» TASK DIRECTIONS:
Reproduce only the lines that run from the line containing "Give me the" to the end of the entries below, exactly as they stand.

» RECORDS PROVIDED:
++++++++++
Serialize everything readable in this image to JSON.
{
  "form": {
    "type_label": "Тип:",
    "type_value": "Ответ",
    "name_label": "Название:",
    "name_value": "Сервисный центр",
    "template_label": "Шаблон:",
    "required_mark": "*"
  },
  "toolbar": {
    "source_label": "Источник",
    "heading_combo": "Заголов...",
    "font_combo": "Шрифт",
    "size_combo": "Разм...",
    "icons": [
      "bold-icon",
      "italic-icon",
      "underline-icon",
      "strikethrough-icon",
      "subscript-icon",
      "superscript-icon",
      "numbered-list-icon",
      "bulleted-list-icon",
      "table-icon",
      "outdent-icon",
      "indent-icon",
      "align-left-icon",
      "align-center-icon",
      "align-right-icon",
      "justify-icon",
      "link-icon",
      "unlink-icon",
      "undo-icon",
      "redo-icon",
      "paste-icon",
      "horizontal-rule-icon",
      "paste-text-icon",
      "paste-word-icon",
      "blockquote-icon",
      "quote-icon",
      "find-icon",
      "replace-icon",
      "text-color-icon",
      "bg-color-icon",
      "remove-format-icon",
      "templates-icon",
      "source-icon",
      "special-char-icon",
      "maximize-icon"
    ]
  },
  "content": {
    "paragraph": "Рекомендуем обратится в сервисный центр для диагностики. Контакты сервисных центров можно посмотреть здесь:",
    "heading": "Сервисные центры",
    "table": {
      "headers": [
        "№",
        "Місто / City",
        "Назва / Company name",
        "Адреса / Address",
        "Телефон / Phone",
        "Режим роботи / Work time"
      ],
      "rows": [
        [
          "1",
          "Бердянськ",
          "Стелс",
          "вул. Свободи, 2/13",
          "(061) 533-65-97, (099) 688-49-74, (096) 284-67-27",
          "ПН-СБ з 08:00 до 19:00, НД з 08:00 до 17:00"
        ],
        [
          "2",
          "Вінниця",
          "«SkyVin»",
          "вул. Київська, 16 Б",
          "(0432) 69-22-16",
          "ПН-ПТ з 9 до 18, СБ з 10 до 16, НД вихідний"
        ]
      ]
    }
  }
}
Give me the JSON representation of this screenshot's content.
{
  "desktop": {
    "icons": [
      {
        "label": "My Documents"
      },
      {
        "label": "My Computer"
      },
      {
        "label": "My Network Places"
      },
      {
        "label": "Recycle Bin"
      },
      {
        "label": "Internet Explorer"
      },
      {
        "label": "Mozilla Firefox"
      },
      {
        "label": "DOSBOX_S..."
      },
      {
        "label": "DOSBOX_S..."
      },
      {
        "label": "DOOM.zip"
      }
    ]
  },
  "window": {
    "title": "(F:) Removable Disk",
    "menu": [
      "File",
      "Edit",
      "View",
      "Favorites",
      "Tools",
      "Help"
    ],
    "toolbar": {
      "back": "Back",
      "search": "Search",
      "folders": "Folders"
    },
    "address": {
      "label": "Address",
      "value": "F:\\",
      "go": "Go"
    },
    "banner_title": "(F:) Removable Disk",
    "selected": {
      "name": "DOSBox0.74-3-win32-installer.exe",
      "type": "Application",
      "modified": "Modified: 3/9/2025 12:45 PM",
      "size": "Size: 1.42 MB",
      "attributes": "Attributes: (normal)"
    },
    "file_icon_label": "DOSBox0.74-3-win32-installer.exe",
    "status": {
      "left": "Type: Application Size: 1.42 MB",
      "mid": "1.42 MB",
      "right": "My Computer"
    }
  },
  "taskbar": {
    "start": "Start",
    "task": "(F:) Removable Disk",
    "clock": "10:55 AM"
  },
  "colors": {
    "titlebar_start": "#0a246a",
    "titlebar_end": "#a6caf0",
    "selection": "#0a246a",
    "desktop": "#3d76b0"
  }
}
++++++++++
» SOLUTION TO THIS PROBLEM:
Give me the JSON representation of this screenshot's content.
{
  "desktop": {
    "icons": [
      {
        "label": "My Documents"
      },
      {
        "label": "My Computer"
      },
      {
        "label": "My Network Places"
      },
      {
        "label": "Recycle Bin"
      },
      {
        "label": "Internet Explorer"
      },
      {
        "label": "Mozilla Firefox"
      },
      {
        "label": "DOSBOX_S..."
      },
      {
        "label": "DOSBOX_S..."
      },
      {
        "label": "DOOM.zip"
      }
    ]
  },
  "window": {
    "title": "(F:) Removable Disk",
    "menu": [
      "File",
      "Edit",
      "View",
      "Favorites",
      "Tools",
      "Help"
    ],
    "toolbar": {
      "back": "Back",
      "search": "Search",
      "folders": "Folders"
    },
    "address": {
      "label": "Address",
      "value": "F:\\",
      "go": "Go"
    },
    "banner_title": "(F:) Removable Disk",
    "selected": {
      "name": "DOSBox0.74-3-win32-installer.exe",
      "type": "Application",
      "modified": "Modified: 3/9/2025 12:45 PM",
      "size": "Size: 1.42 MB",
      "attributes": "Attributes: (normal)"
    },
    "file_icon_label": "DOSBox0.74-3-win32-installer.exe",
    "status": {
      "left": "Type: Application Size: 1.42 MB",
      "mid": "1.42 MB",
      "right": "My Computer"
    }
  },
  "taskbar": {
    "start": "Start",
    "task": "(F:) Removable Disk",
    "clock": "10:55 AM"
  },
  "colors": {
    "titlebar_start": "#0a246a",
    "titlebar_end": "#a6caf0",
    "selection": "#0a246a",
    "desktop": "#3d76b0"
  }
}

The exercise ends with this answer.